Q. Do you think this is what has drawn you to public space throughout your career?
It has, yes. These last two years throughout the COVID-19 pandemic, I created a series of murals around London because galleries and museums were all closed. You could only go out for an hour a day. I think back to it now and it seems surreal, we really couldn’t do anything. We were all going through this shared pain. It didn’t matter how much money you had, how big your house was. We were all trapped.
So creating those murals and using words of empowerment – ‘If you dream anything is possible’ and ‘As long as we have each other we will be ok’ – were around London. For the first time I felt like I had achieved making my work accessible to every race, age, identity, because it was on a billboard in Dalston or Peckham. Everyone including my mum, who had never been to a gallery before, experienced public art for the first time. For me that was powerful. Public art is super important to me. It gives people a voice and it makes them part of a conversation. It makes them part of a narrative.
Q. How do you see art now?
Going back to the last two years and making art in public spaces has made me re-evaluate how I see art and how the world should view art as well. For me one of the lowest moments during the pandemic was understanding that although we were going through this global pandemic, I was still lucky because I had a garden. I could go out and play in my garden and do things and drive my car.
I walked to this place in West London and saw this block of flats, and I could see kids looking out the windows who couldn’t play. It broke my heart, seeing kids who can’t play or get fresh air because they were trapped at home. Seeing that made me re-evaluate and make my work a lot more accessible, because if those kids looked out the window and saw a mural, it might make those two years of not doing much a little more bearable.
Q. How would you sum up being part of this commission with CW+ at Chelsea and Westminster Hospital?

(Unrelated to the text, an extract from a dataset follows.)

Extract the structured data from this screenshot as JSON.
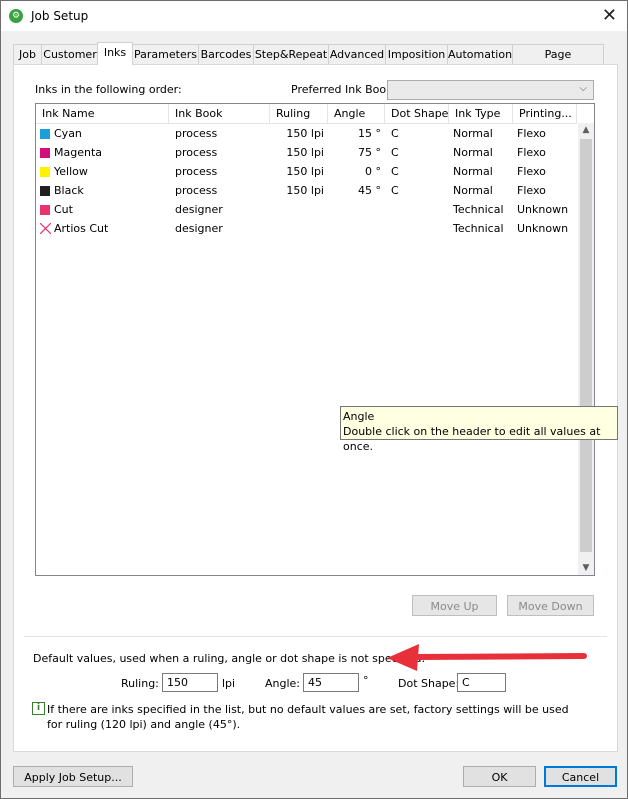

I am so humbled and honoured to be part of this project. I hope there is a legacy that lives on and people come back and that, when they’re here, my work brings them a little bit of hope and positivity.
Find out more about the CW+ Arts in Health programme here.